I spend a lot of time writing about motherhood in an effort to empower and support my fellow moms. But somewhere along the way, the child with medical conditions and special needs is lost! Lost in the system, lost in the community, on the playground – just plain LOST – if he doesn’t have friends and kindred spirits. Sick children need support – special needs children need friends too!
I wrote an essay on the importance of finding your “Oasis” as a caregiver. For mothers of children with medical conditions and with special needs, it is imperative that we find (and cling on to) a strong support system. Whether we find our grounding forces at home, at work, or on-line doesn’t matter – as long as we have someone to lean on during the trying and tiring times. Great! – Now mom is supported and loved. She has kindred hearts to vent to and compare notes with – a place where she feels “normal”. Then begs the question, what about the child with medical conditions and special needs? Where is his community, his support – his “Oasis”?
I hear time and time again from parents with special needs children that it is so hard for the kids to find their “Oasis”. Just when they are finding their own identity, balancing the fine act of blending in and standing out all at the same time, the children with medical conditions are identified solely by their physical limitations or uniqueness – and not necessarily in a positive way.#SpecialNeeds children need friends too! Help your child find their #SupportSystem. Click To Tweet
Thankfully we now have social media to connect people from far and wide with similar hobbies, interests and even those who share the same diagnosis. As the mother of a child with some medical conditions, I have found so much support on Facebook. I have made friends with people I have never met, but whom I rely on for support when times are tough. However, Facebook is not the appropriate platform for young children, and I know I am not alone in that opinion.

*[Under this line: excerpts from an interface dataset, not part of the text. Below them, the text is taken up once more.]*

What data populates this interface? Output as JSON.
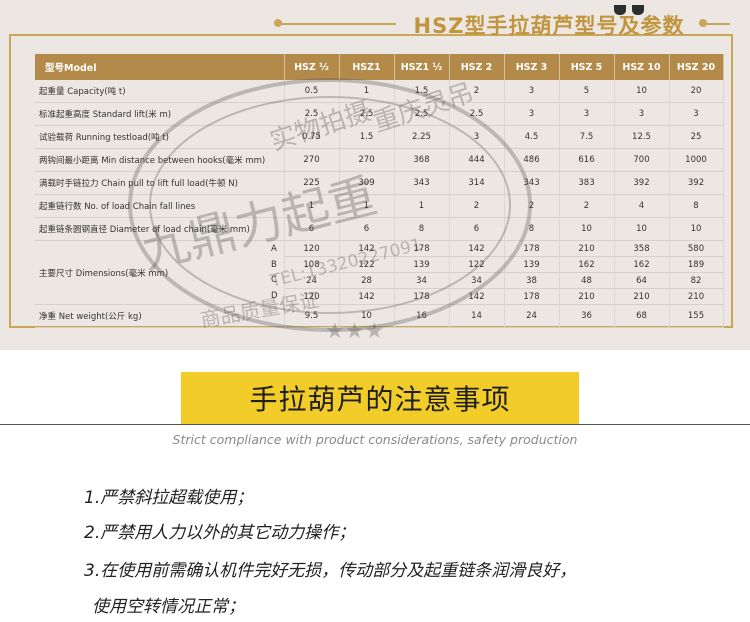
{
  "spec_title": "HSZ型手拉葫芦型号及参数",
  "table": {
    "headers": [
      "型号Model",
      "HSZ ½",
      "HSZ1",
      "HSZ1 ½",
      "HSZ 2",
      "HSZ 3",
      "HSZ 5",
      "HSZ 10",
      "HSZ 20"
    ],
    "rows": [
      {
        "label": "起重量  Capacity(吨 t)",
        "values": [
          "0.5",
          "1",
          "1.5",
          "2",
          "3",
          "5",
          "10",
          "20"
        ]
      },
      {
        "label": "标准起重高度  Standard lift(米 m)",
        "values": [
          "2.5",
          "2.5",
          "2.5",
          "2.5",
          "3",
          "3",
          "3",
          "3"
        ]
      },
      {
        "label": "试验载荷  Running testload(吨 t)",
        "values": [
          "0.75",
          "1.5",
          "2.25",
          "3",
          "4.5",
          "7.5",
          "12.5",
          "25"
        ]
      },
      {
        "label": "两钩间最小距离  Min distance between hooks(毫米 mm)",
        "values": [
          "270",
          "270",
          "368",
          "444",
          "486",
          "616",
          "700",
          "1000"
        ]
      },
      {
        "label": "满载时手链拉力  Chain pull to lift full load(牛顿 N)",
        "values": [
          "225",
          "309",
          "343",
          "314",
          "343",
          "383",
          "392",
          "392"
        ]
      },
      {
        "label": "起重链行数  No. of load Chain fall lines",
        "values": [
          "1",
          "1",
          "1",
          "2",
          "2",
          "2",
          "4",
          "8"
        ]
      },
      {
        "label": "起重链条圆钢直径  Diameter of load chain(毫米 mm)",
        "values": [
          "6",
          "6",
          "8",
          "6",
          "8",
          "10",
          "10",
          "10"
        ]
      }
    ],
    "dimensions": {
      "label": "主要尺寸  Dimensions(毫米 mm)",
      "rows": [
        {
          "sub": "A",
          "values": [
            "120",
            "142",
            "178",
            "142",
            "178",
            "210",
            "358",
            "580"
          ]
        },
        {
          "sub": "B",
          "values": [
            "108",
            "122",
            "139",
            "122",
            "139",
            "162",
            "162",
            "189"
          ]
        },
        {
          "sub": "C",
          "values": [
            "24",
            "28",
            "34",
            "34",
            "38",
            "48",
            "64",
            "82"
          ]
        },
        {
          "sub": "D",
          "values": [
            "120",
            "142",
            "178",
            "142",
            "178",
            "210",
            "210",
            "210"
          ]
        }
      ]
    },
    "weight_row": {
      "label": "净重  Net weight(公斤 kg)",
      "values": [
        "9.5",
        "10",
        "16",
        "14",
        "24",
        "36",
        "68",
        "155"
      ]
    }
  },
  "stamp": {
    "arc_text": "实物拍摄·重庆灵吊",
    "main_text": "九鼎力起重",
    "tel": "TEL:13320227091",
    "bottom_text": "商品质量保证"
  },
  "notice": {
    "title": "手拉葫芦的注意事项",
    "subtitle": "Strict compliance with product considerations, safety production",
    "items": [
      "1.严禁斜拉超载使用；",
      "2.严禁用人力以外的其它动力操作；",
      "3.在使用前需确认机件完好无损，传动部分及起重链条润滑良好，",
      "使用空转情况正常；"
    ]
  }
}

Help your special needs/ medically complex child find his “Oasis”:
- Support groups! Many local hospitals host support groups for various medical conditions. I ran a group for families affected by pediatric heart disease and defects for several years. I saw how friendships were formed and fostered there. However, in this social media driven time, it is really hard to get people off the couch, out of their homes and into a meeting room. Besides – the germs! Many of these children are immune compromised or medically frail – the last place they need to be is in a germ filled hospital for social reasons.
- Non-profit organizations for specific medical conditions! These organizations are another great way to create a sense of community around a particular medical condition. Many of the local organizations host events and social gatherings for their member families. We were never able to attend many of them due to the germ-exposure. But if your child is not under a restriction from public places, then these organizations are a wonderful way to meet your new “Oasis” and for your child to connect with other children.
- Your friends’ children! While you are able to enjoy the friendships formed within Facebook groups, you can introduce your child to your “medical mom” friend’s child. Perhaps they can connect via Skype, email or text messaging. Thankfully in this technology-driven age, you are not limited to in-person contact. Reach out to other mothers, ask for their permission to connect your children through a technology medium you are both comfortable with.
- Social workers and Child Life Specialists at the hospitals are a great resource as well for helping kids adjust to life outside of the hospital. I always recommend for families to reach out to the resources that are available to them. Due to privacy issues, doctors and other medical professionals won’t say “hey, so and so also has a son with this medical condition. The two kids should meet!” To navigate AROUND that issue, you can leave your contact information with the doctor and ask him to give it to any patients he has with the same diagnosis. I have done that on numerous occasions with great results.
I hope this list of ideas has helped you to think of new ways you can connect your child with his own “Oasis”. Remember, as much as you need a shoulder to cry on and an ear to fill with your concerns, so does your child. His needs may very well be different and manifest themselves as a tendency to withdraw or lash out.
It is my sincere hope that you and your child can find a common bond and perhaps connect with another family like yours.
You don’t want to miss my “Letter to the Mom Sitting Across from Me” (grab your tissues!)
Do you have a friend who continually pulls you through the tough times? Do you have an “Oasis“?